● WHAT THIS TASK INVOLVES: Line by line, please look for the word "content" in the following records, then copy each line you find it in.
----- GIVEN RECORDS
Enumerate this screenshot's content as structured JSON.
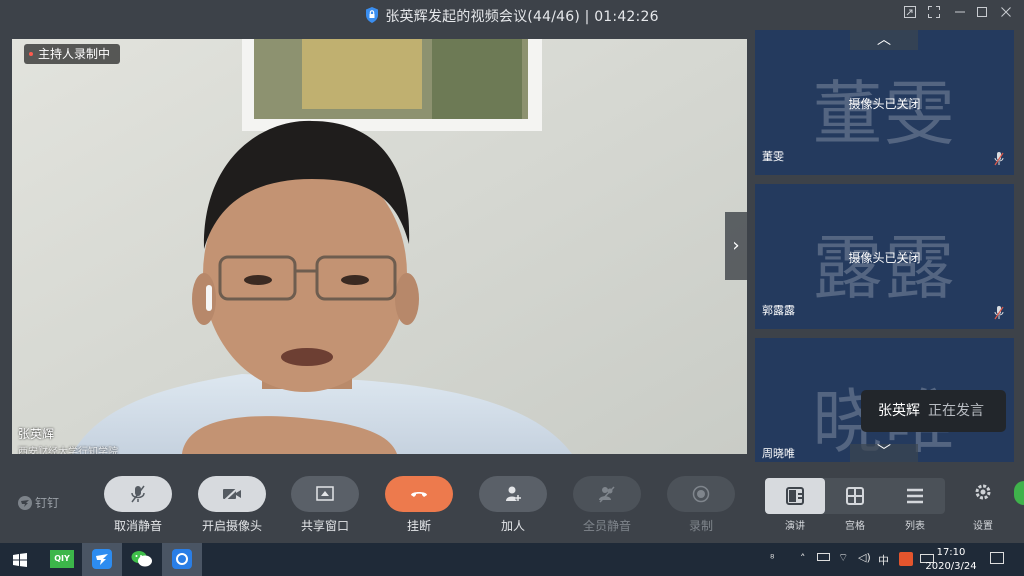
{
  "window": {
    "title": "张英辉发起的视频会议(44/46) | 01:42:26"
  },
  "main_video": {
    "recording_badge": "主持人录制中",
    "speaker_name": "张英辉",
    "speaker_subtitle": "西安财经大学行知学院"
  },
  "participants": [
    {
      "avatar_text": "董雯",
      "camera_status": "摄像头已关闭",
      "name": "董雯"
    },
    {
      "avatar_text": "露露",
      "camera_status": "摄像头已关闭",
      "name": "郭露露"
    },
    {
      "avatar_text": "晓唯",
      "camera_status": "摄",
      "name": "周晓唯"
    }
  ],
  "speaking_toast": {
    "name": "张英辉",
    "status": "正在发言"
  },
  "toolbar": {
    "brand": "钉钉",
    "buttons": [
      {
        "label": "取消静音",
        "icon": "mic-muted-icon"
      },
      {
        "label": "开启摄像头",
        "icon": "camera-off-icon"
      },
      {
        "label": "共享窗口",
        "icon": "share-window-icon"
      },
      {
        "label": "挂断",
        "icon": "hang-up-icon"
      },
      {
        "label": "加人",
        "icon": "add-person-icon"
      },
      {
        "label": "全员静音",
        "icon": "mute-all-icon"
      },
      {
        "label": "录制",
        "icon": "record-icon"
      }
    ],
    "views": [
      {
        "label": "演讲",
        "icon": "speaker-view-icon"
      },
      {
        "label": "宫格",
        "icon": "grid-view-icon"
      },
      {
        "label": "列表",
        "icon": "list-view-icon"
      }
    ],
    "settings_label": "设置"
  },
  "taskbar": {
    "clock_time": "17:10",
    "clock_date": "2020/3/24",
    "ime": "中",
    "accent": "#1f2a38"
  },
  "colors": {
    "hangup": "#ed7a4d",
    "tile_bg": "#243a5e",
    "toolbar_bg": "#3d4249"
  }
}
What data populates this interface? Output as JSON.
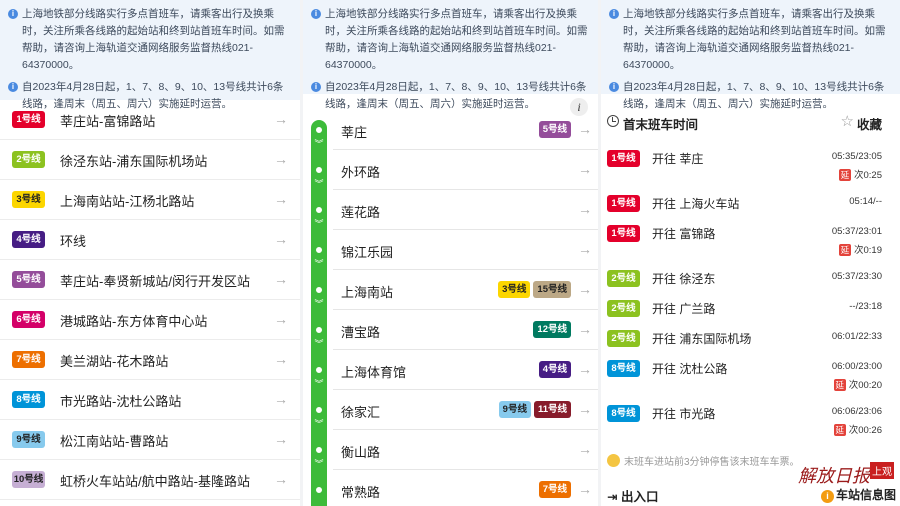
{
  "notice": {
    "line1": "上海地铁部分线路实行多点首班车，请乘客出行及换乘时，关注所乘各线路的起始站和终到站首班车时间。如需帮助，请咨询上海轨道交通网络服务监督热线021-64370000。",
    "line2": "自2023年4月28日起，1、7、8、9、10、13号线共计6条线路，逢周末（周五、周六）实施延时运营。"
  },
  "lines": [
    {
      "badge": "1号线",
      "route": "莘庄站-富锦路站",
      "color": "#e4002b"
    },
    {
      "badge": "2号线",
      "route": "徐泾东站-浦东国际机场站",
      "color": "#8cc220"
    },
    {
      "badge": "3号线",
      "route": "上海南站站-江杨北路站",
      "color": "#fcd600"
    },
    {
      "badge": "4号线",
      "route": "环线",
      "color": "#461d84"
    },
    {
      "badge": "5号线",
      "route": "莘庄站-奉贤新城站/闵行开发区站",
      "color": "#944d9a"
    },
    {
      "badge": "6号线",
      "route": "港城路站-东方体育中心站",
      "color": "#d40068"
    },
    {
      "badge": "7号线",
      "route": "美兰湖站-花木路站",
      "color": "#ed6f00"
    },
    {
      "badge": "8号线",
      "route": "市光路站-沈杜公路站",
      "color": "#0094d8"
    },
    {
      "badge": "9号线",
      "route": "松江南站站-曹路站",
      "color": "#87caed"
    },
    {
      "badge": "10号线",
      "route": "虹桥火车站站/航中路站-基隆路站",
      "color": "#c6afd4"
    }
  ],
  "stations": [
    {
      "name": "莘庄",
      "tags": [
        {
          "t": "5号线",
          "c": "#944d9a"
        }
      ]
    },
    {
      "name": "外环路",
      "tags": []
    },
    {
      "name": "莲花路",
      "tags": []
    },
    {
      "name": "锦江乐园",
      "tags": []
    },
    {
      "name": "上海南站",
      "tags": [
        {
          "t": "3号线",
          "c": "#fcd600"
        },
        {
          "t": "15号线",
          "c": "#bca886"
        }
      ]
    },
    {
      "name": "漕宝路",
      "tags": [
        {
          "t": "12号线",
          "c": "#007a60"
        }
      ]
    },
    {
      "name": "上海体育馆",
      "tags": [
        {
          "t": "4号线",
          "c": "#461d84"
        }
      ]
    },
    {
      "name": "徐家汇",
      "tags": [
        {
          "t": "9号线",
          "c": "#87caed"
        },
        {
          "t": "11号线",
          "c": "#871c2b"
        }
      ]
    },
    {
      "name": "衡山路",
      "tags": []
    },
    {
      "name": "常熟路",
      "tags": [
        {
          "t": "7号线",
          "c": "#ed6f00"
        }
      ]
    }
  ],
  "timetable": {
    "title": "首末班车时间",
    "favorite": "收藏",
    "rows": [
      {
        "badge": "1号线",
        "color": "#e4002b",
        "dest": "开往  莘庄",
        "times": "05:35/23:05",
        "delay": "次0:25"
      },
      {
        "badge": "1号线",
        "color": "#e4002b",
        "dest": "开往  上海火车站",
        "times": "05:14/--",
        "delay": ""
      },
      {
        "badge": "1号线",
        "color": "#e4002b",
        "dest": "开往  富锦路",
        "times": "05:37/23:01",
        "delay": "次0:19"
      },
      {
        "badge": "2号线",
        "color": "#8cc220",
        "dest": "开往  徐泾东",
        "times": "05:37/23:30",
        "delay": ""
      },
      {
        "badge": "2号线",
        "color": "#8cc220",
        "dest": "开往  广兰路",
        "times": "--/23:18",
        "delay": ""
      },
      {
        "badge": "2号线",
        "color": "#8cc220",
        "dest": "开往  浦东国际机场",
        "times": "06:01/22:33",
        "delay": ""
      },
      {
        "badge": "8号线",
        "color": "#0094d8",
        "dest": "开往  沈杜公路",
        "times": "06:00/23:00",
        "delay": "次00:20"
      },
      {
        "badge": "8号线",
        "color": "#0094d8",
        "dest": "开往  市光路",
        "times": "06:06/23:06",
        "delay": "次00:26"
      }
    ],
    "delay_tag": "延",
    "tip": "末班车进站前3分钟停售该末班车车票。",
    "exit_label": "出入口",
    "station_info": "车站信息图"
  },
  "logo": {
    "text": "解放日报",
    "mark": "上观"
  }
}
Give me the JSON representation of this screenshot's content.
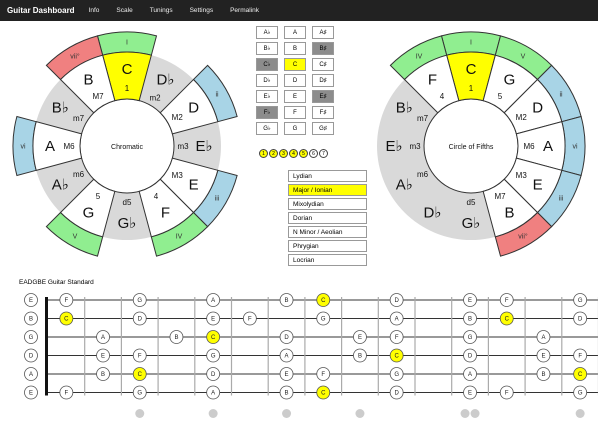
{
  "app_title": "Guitar Dashboard",
  "nav": [
    "Info",
    "Scale",
    "Tunings",
    "Settings",
    "Permalink"
  ],
  "colors": {
    "key": "#ffff00",
    "major": "#90ee90",
    "minor": "#a8d4e6",
    "dim": "#f08080",
    "ring": "#d9d9d9"
  },
  "chromatic": {
    "label": "Chromatic",
    "notes": [
      "C",
      "D♭",
      "D",
      "E♭",
      "E",
      "F",
      "G♭",
      "G",
      "A♭",
      "A",
      "B♭",
      "B"
    ],
    "intervals": [
      "1",
      "m2",
      "M2",
      "m3",
      "M3",
      "4",
      "d5",
      "5",
      "m6",
      "M6",
      "m7",
      "M7"
    ],
    "chords": [
      "I",
      "",
      "ii",
      "",
      "iii",
      "IV",
      "",
      "V",
      "",
      "vi",
      "",
      "vii°"
    ]
  },
  "fifths": {
    "label": "Circle of Fifths",
    "notes": [
      "C",
      "G",
      "D",
      "A",
      "E",
      "B",
      "G♭",
      "D♭",
      "A♭",
      "E♭",
      "B♭",
      "F"
    ],
    "intervals": [
      "1",
      "5",
      "M2",
      "M6",
      "M3",
      "M7",
      "d5",
      "",
      "m6",
      "m3",
      "m7",
      "4"
    ],
    "chords": [
      "I",
      "V",
      "ii",
      "vi",
      "iii",
      "vii°",
      "",
      "",
      "",
      "",
      "",
      "IV"
    ]
  },
  "key_grid": [
    [
      "A♭",
      "A",
      "A♯"
    ],
    [
      "B♭",
      "B",
      "B♯"
    ],
    [
      "C♭",
      "C",
      "C♯"
    ],
    [
      "D♭",
      "D",
      "D♯"
    ],
    [
      "E♭",
      "E",
      "E♯"
    ],
    [
      "F♭",
      "F",
      "F♯"
    ],
    [
      "G♭",
      "G",
      "G♯"
    ]
  ],
  "key_selected": "C",
  "key_disabled": [
    "B♯",
    "C♭",
    "E♯",
    "F♭"
  ],
  "degree_dots": [
    "1",
    "2",
    "3",
    "4",
    "5",
    "6",
    "7"
  ],
  "degree_dots_active": [
    1,
    2,
    3,
    4,
    5
  ],
  "modes": [
    "Lydian",
    "Major / Ionian",
    "Mixolydian",
    "Dorian",
    "N Minor / Aeolian",
    "Phrygian",
    "Locrian"
  ],
  "mode_selected": 1,
  "fretboard": {
    "title": "EADGBE Guitar Standard",
    "open_strings": [
      "E",
      "B",
      "G",
      "D",
      "A",
      "E"
    ],
    "rows": [
      [
        {
          "f": 1,
          "n": "F"
        },
        {
          "f": 3,
          "n": "G"
        },
        {
          "f": 5,
          "n": "A"
        },
        {
          "f": 7,
          "n": "B"
        },
        {
          "f": 8,
          "n": "C"
        },
        {
          "f": 10,
          "n": "D"
        },
        {
          "f": 12,
          "n": "E"
        },
        {
          "f": 13,
          "n": "F"
        },
        {
          "f": 15,
          "n": "G"
        }
      ],
      [
        {
          "f": 1,
          "n": "C"
        },
        {
          "f": 3,
          "n": "D"
        },
        {
          "f": 5,
          "n": "E"
        },
        {
          "f": 6,
          "n": "F"
        },
        {
          "f": 8,
          "n": "G"
        },
        {
          "f": 10,
          "n": "A"
        },
        {
          "f": 12,
          "n": "B"
        },
        {
          "f": 13,
          "n": "C"
        },
        {
          "f": 15,
          "n": "D"
        }
      ],
      [
        {
          "f": 2,
          "n": "A"
        },
        {
          "f": 4,
          "n": "B"
        },
        {
          "f": 5,
          "n": "C"
        },
        {
          "f": 7,
          "n": "D"
        },
        {
          "f": 9,
          "n": "E"
        },
        {
          "f": 10,
          "n": "F"
        },
        {
          "f": 12,
          "n": "G"
        },
        {
          "f": 14,
          "n": "A"
        },
        {
          "f": 16,
          "n": "B"
        }
      ],
      [
        {
          "f": 2,
          "n": "E"
        },
        {
          "f": 3,
          "n": "F"
        },
        {
          "f": 5,
          "n": "G"
        },
        {
          "f": 7,
          "n": "A"
        },
        {
          "f": 9,
          "n": "B"
        },
        {
          "f": 10,
          "n": "C"
        },
        {
          "f": 12,
          "n": "D"
        },
        {
          "f": 14,
          "n": "E"
        },
        {
          "f": 15,
          "n": "F"
        }
      ],
      [
        {
          "f": 2,
          "n": "B"
        },
        {
          "f": 3,
          "n": "C"
        },
        {
          "f": 5,
          "n": "D"
        },
        {
          "f": 7,
          "n": "E"
        },
        {
          "f": 8,
          "n": "F"
        },
        {
          "f": 10,
          "n": "G"
        },
        {
          "f": 12,
          "n": "A"
        },
        {
          "f": 14,
          "n": "B"
        },
        {
          "f": 15,
          "n": "C"
        }
      ],
      [
        {
          "f": 1,
          "n": "F"
        },
        {
          "f": 3,
          "n": "G"
        },
        {
          "f": 5,
          "n": "A"
        },
        {
          "f": 7,
          "n": "B"
        },
        {
          "f": 8,
          "n": "C"
        },
        {
          "f": 10,
          "n": "D"
        },
        {
          "f": 12,
          "n": "E"
        },
        {
          "f": 13,
          "n": "F"
        },
        {
          "f": 15,
          "n": "G"
        }
      ]
    ],
    "inlay_frets": [
      3,
      5,
      7,
      9,
      12,
      15
    ]
  }
}
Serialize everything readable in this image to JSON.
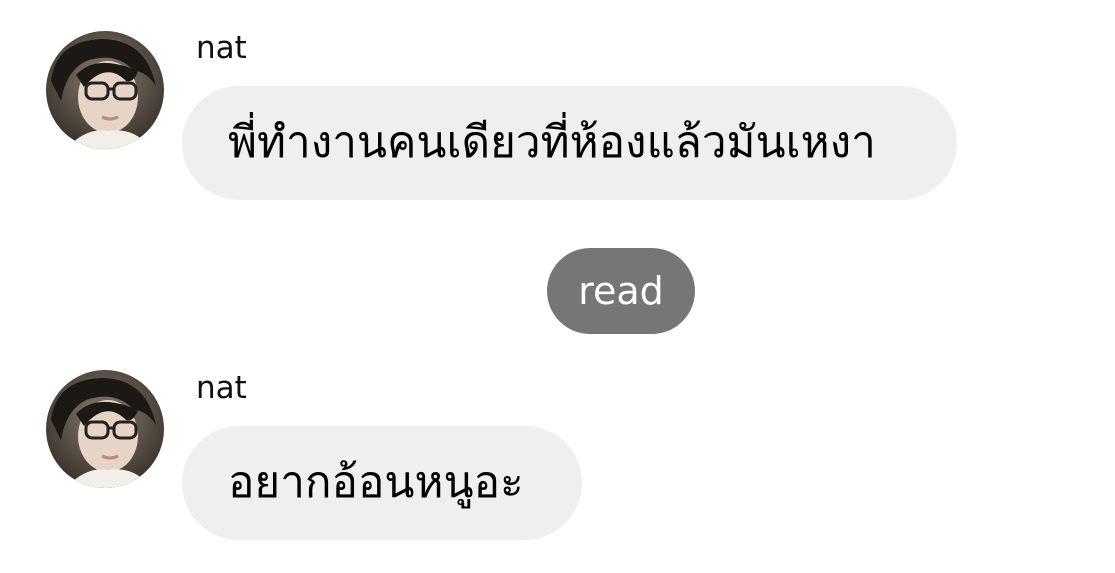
{
  "colors": {
    "bubble": "#efefef",
    "read_pill": "#767676",
    "read_text": "#ffffff",
    "sender_text": "#111111"
  },
  "messages": [
    {
      "sender": "nat",
      "text": "พี่ทำงานคนเดียวที่ห้องแล้วมันเหงา"
    },
    {
      "sender": "nat",
      "text": "อยากอ้อนหนูอะ"
    }
  ],
  "read_receipt": {
    "label": "read"
  },
  "icons": {
    "avatar": "profile-photo"
  }
}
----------
● RESPONSE TO THIS EXERCISE:
Enumerate this screenshot's content as structured JSON.
Give me the JSON representation of this screenshot's content.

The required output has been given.